How to protect the vulnerable
Many regional and city authorities are proactive in reducing the impact of environmental hazards on the most vulnerable members of society:
- Improved spatial planning and road traffic management, such as the introduction of low-emission zones in city centers reduce exposure to air pollution and noise in areas where socially vulnerable groups live.
- A ban on certain domestic heating fuels, like coal, also leads to improved air quality in low-income zones, possibly with subsidies for low-income households.
- Examples of actions aimed at protecting children from aircraft and road noise include the provision of noise barriers and protective structures in outdoor play areas.
- Many national and local authorities have put action plans in place to improve emergency response to help the elderly and other vulnerable people during heatwaves or cold spells. This is often supplemented by community or voluntary sector initiatives.
Who benefits from green spaces in cities?

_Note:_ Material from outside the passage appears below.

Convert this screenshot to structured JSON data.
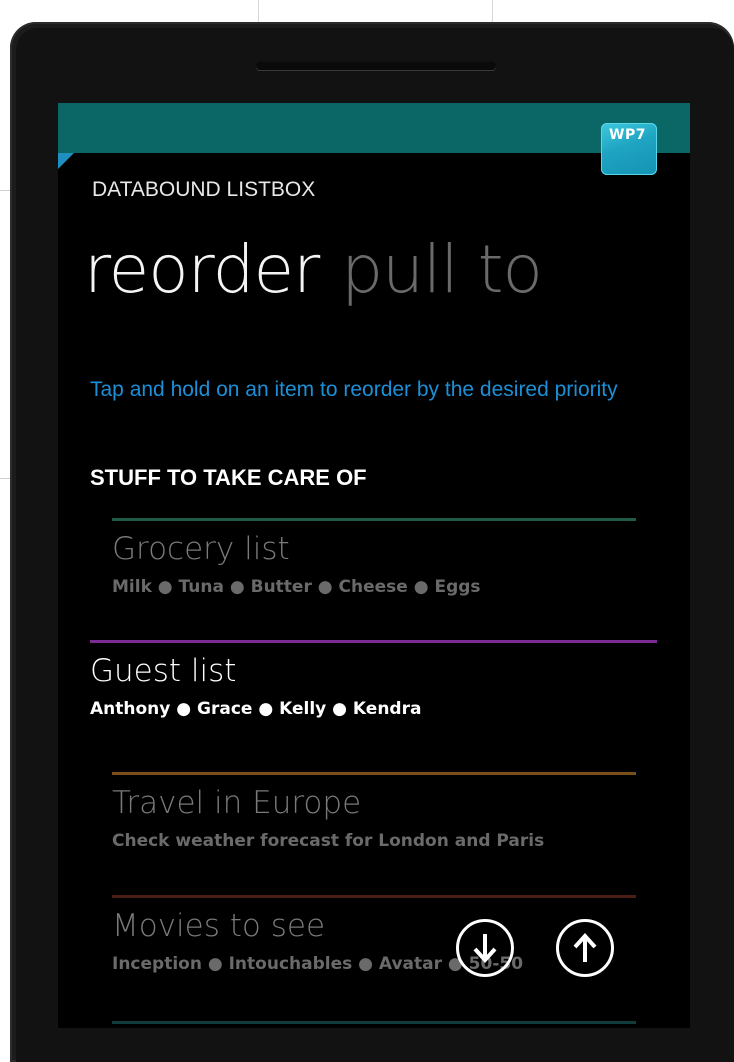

Parks, urban forests, tree-lined streets and riverbanks support urban well-being by providing space for rest, relaxation and exercise, and by keeping temperatures down. However, not everyone across Europe enjoys equal access to green space in cities.
The health benefits of urban green space are well recognised for children, whose physical and mental development is enhanced by living, playing and learning in green environments. The elderly also benefit significantly from visiting green and blue spaces, through improved physical health and social well-being.
Our briefing reviews the evidence of socio-economic and demographic inequalities in access to the health benefits derived from urban green and blue spaces across Europe.